(Beginning of Data extract)
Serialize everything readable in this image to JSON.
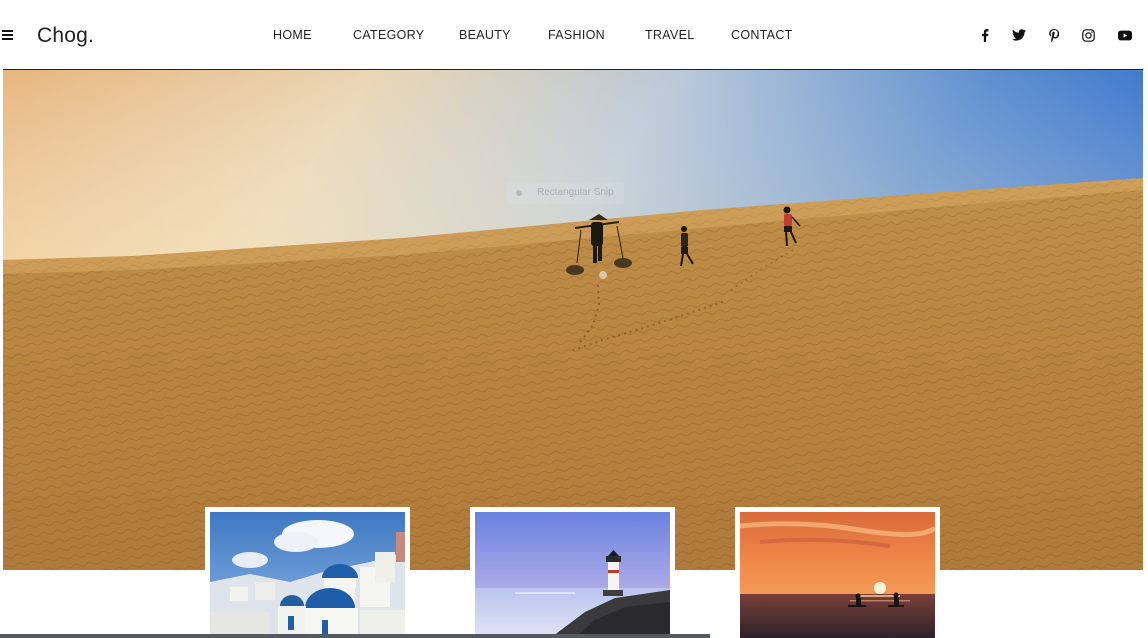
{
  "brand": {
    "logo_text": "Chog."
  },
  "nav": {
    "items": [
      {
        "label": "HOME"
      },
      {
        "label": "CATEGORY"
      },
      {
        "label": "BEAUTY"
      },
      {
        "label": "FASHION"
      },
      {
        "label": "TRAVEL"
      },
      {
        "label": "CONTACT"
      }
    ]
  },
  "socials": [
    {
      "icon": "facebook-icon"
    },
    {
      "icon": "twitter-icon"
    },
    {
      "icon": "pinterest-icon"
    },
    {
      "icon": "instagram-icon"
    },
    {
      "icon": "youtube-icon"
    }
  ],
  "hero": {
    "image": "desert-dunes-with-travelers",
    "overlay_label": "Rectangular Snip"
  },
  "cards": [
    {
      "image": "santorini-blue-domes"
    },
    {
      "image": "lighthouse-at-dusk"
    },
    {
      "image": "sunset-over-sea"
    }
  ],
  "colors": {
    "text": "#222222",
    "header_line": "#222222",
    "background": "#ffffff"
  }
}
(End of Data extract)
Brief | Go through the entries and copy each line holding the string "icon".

Exercise result |
      "icon": "facebook-icon"
      "icon": "twitter-icon"
      "icon": "pinterest-icon"
      "icon": "instagram-icon"
      "icon": "youtube-icon"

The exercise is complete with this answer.